    I totally agree that we need further advances in battery technology and fabrication methods to improve the build-energy-cost of these advanced vehicles.

    I also agree that our cities have vastly insufficient public/mass-transport infrastructure and that this would solve a big part of the problem, but highly efficient personal transportation is required as part of the overall transportation-mix for situations where mass-transport can't provide.
  16. The 'dog and lemon guide' that's written all over the article?

    They're a car buyers guide.


    I don't know how you made the reading that they were advocating the continuation of petroleum powered personal transport.

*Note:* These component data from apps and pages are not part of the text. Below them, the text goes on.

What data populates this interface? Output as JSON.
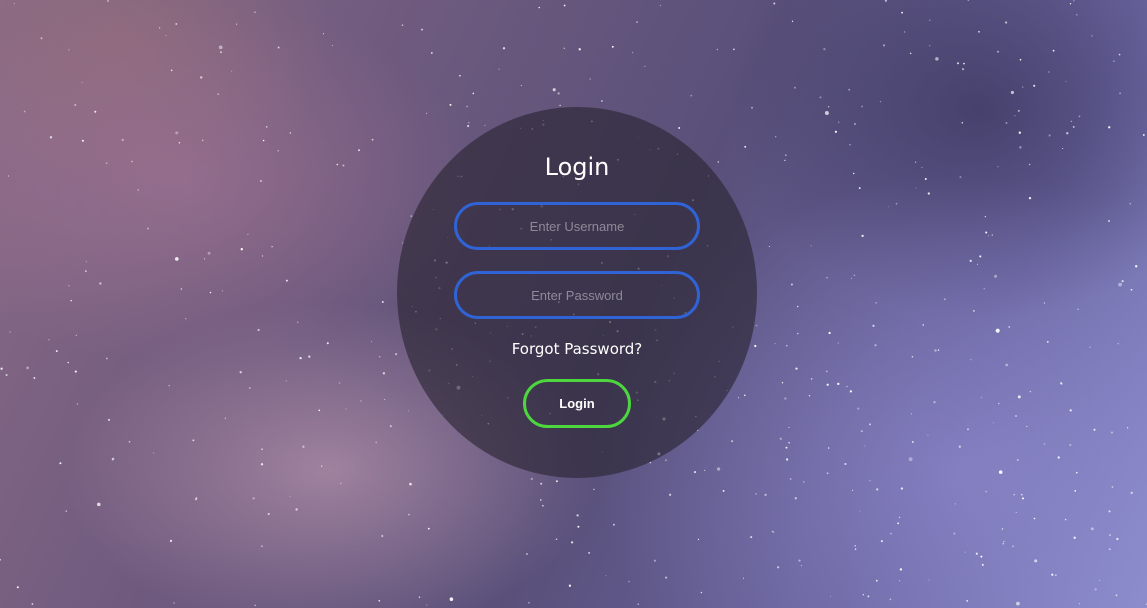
{
  "login": {
    "title": "Login",
    "username_placeholder": "Enter Username",
    "password_placeholder": "Enter Password",
    "forgot_label": "Forgot Password?",
    "button_label": "Login"
  },
  "colors": {
    "input_border": "#2f63d6",
    "button_border": "#4ed63f",
    "text": "#ffffff"
  },
  "icons": {
    "background": "starry-night-sky-image"
  }
}
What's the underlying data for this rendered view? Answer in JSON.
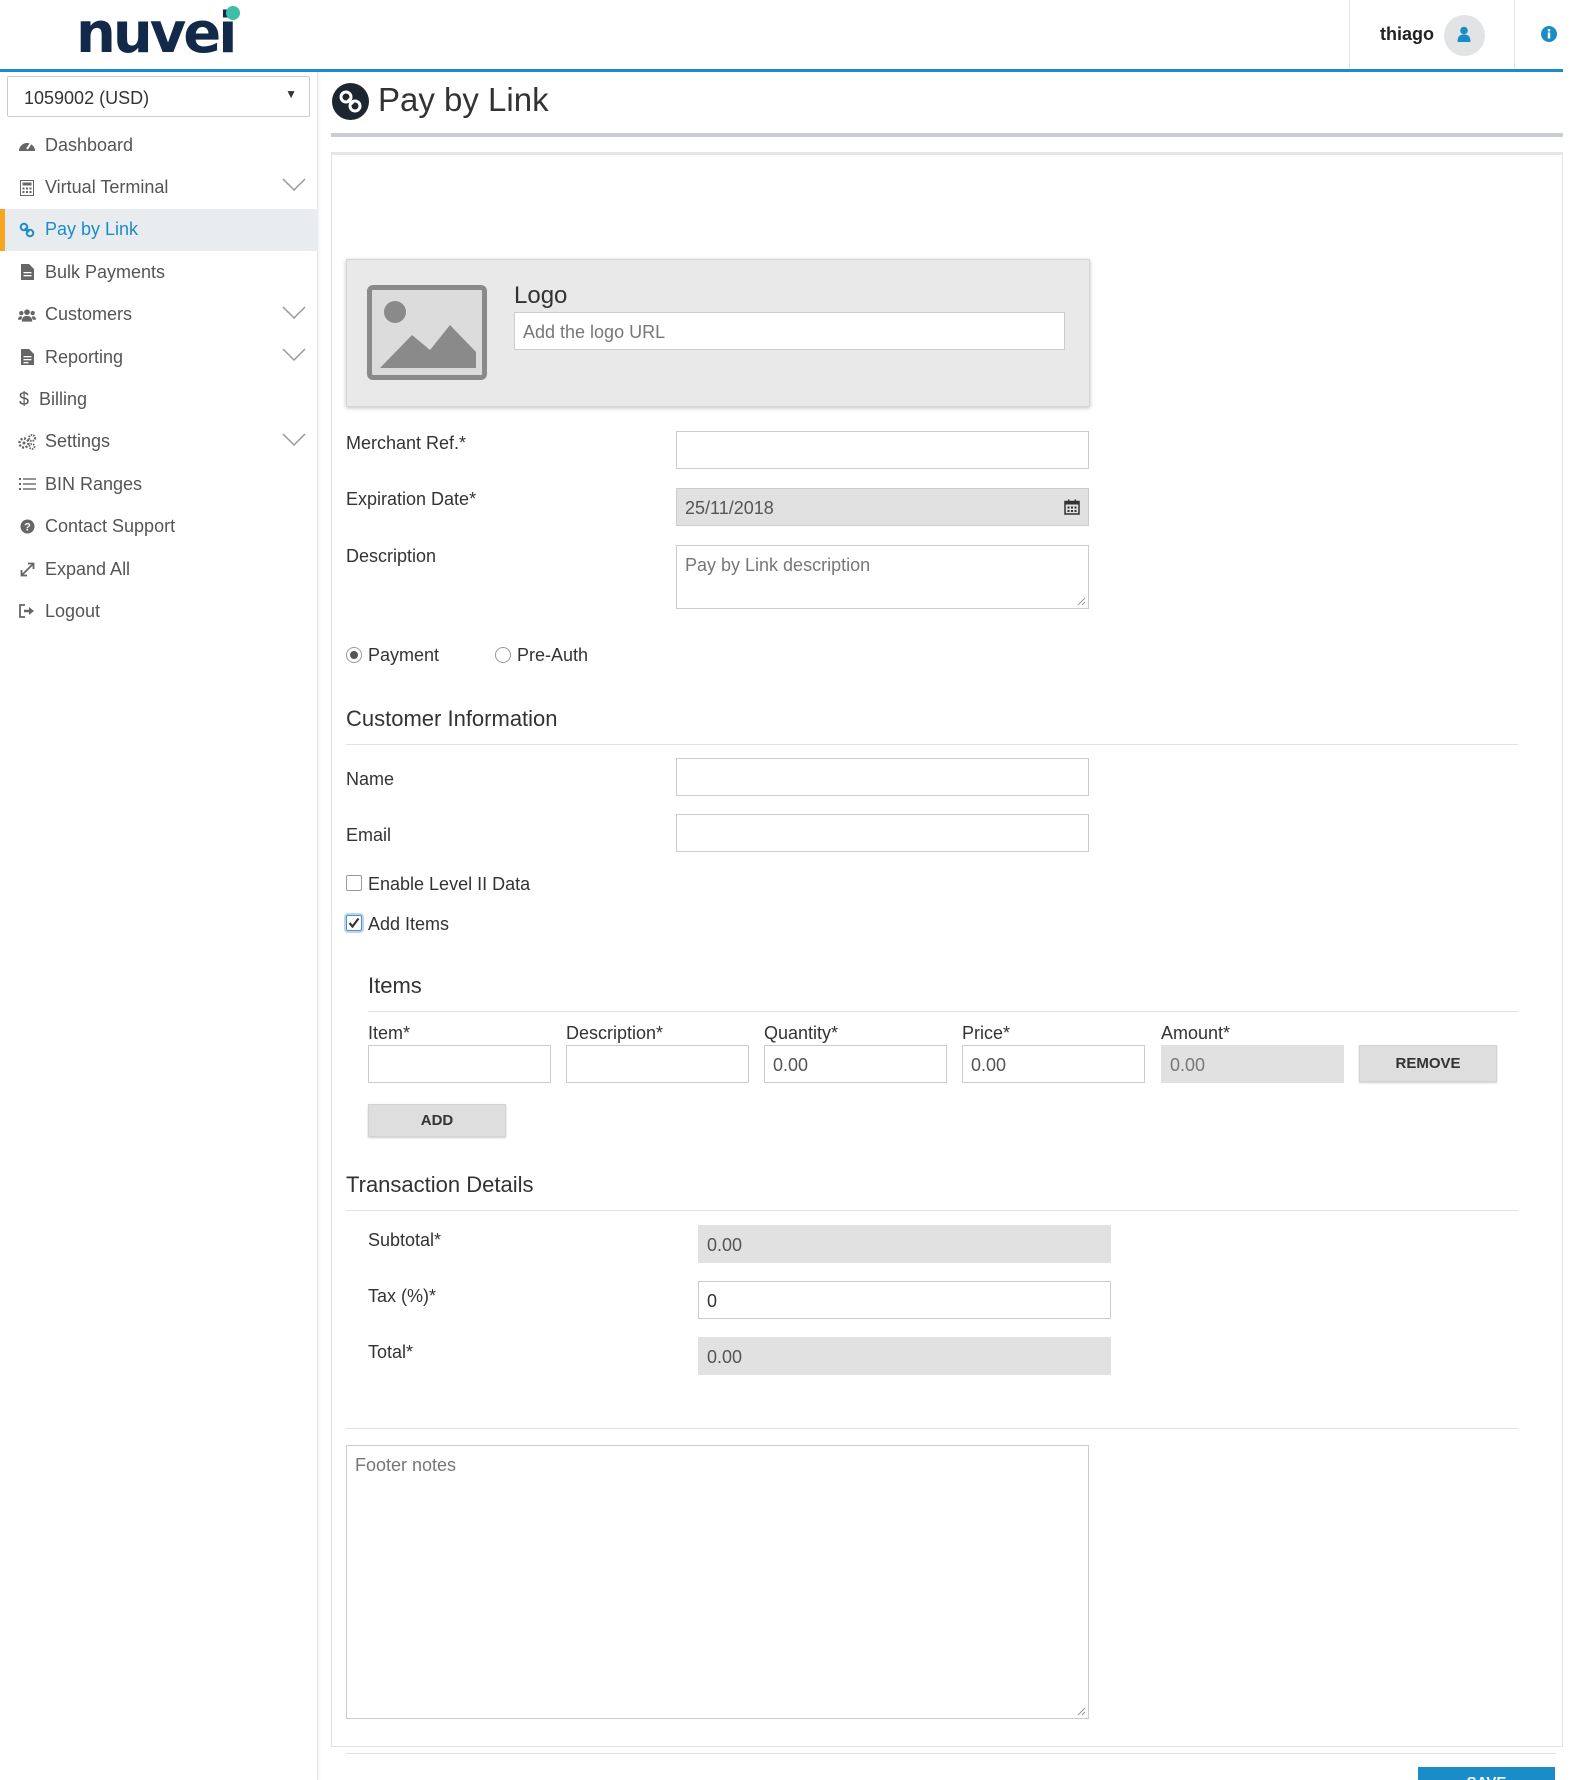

    The motives of the source are, they're a car buyers guide. They make a living from testing and reviewing new cars.

    They are also strongly against unsustainable personal transport, and promote public transport, in that and a number of other essays.

    Personal transport is necessary on a limited scale. The main reason we need private transport is because of the flawed design of our living spaces. The population density in many parts of our cities is way too low. Public transport would be much more viable if our population had a denser distribution.
  17. 'Dog and Lemon Guide' isn't a person is it? It was founded by Clive Matthew-Wilson, sure, but that doesn't mean he has written every article.

    Population density 'is what is is'. We need sustainable transport to suit the current situation. Longer-term plans for higher density living would be great for the situation in the longer-term, but its a slow process compared to the life-cycle of a model of modern car.
  18. It's a book. They're not host to random partisan opinions. There is no suggestion they're beholden to the car industry. They're extremely critical of the car industry in all their work, which is quite progressive for a car buyers guide, e.g. http://www.dogandlemon.com/media/General Comments PDF/The Dream Merchants.pdf

    It's a team of writers, compiled by an editor. If you read the other essays avaible on their website or print edition, they present a unified opinion, representative of their editorial team.

    Not really, you can change planning legislation and effect immediate change. Development with come swiftly if there's profit to be made.

    You can also stop subsiding unviable rural communities.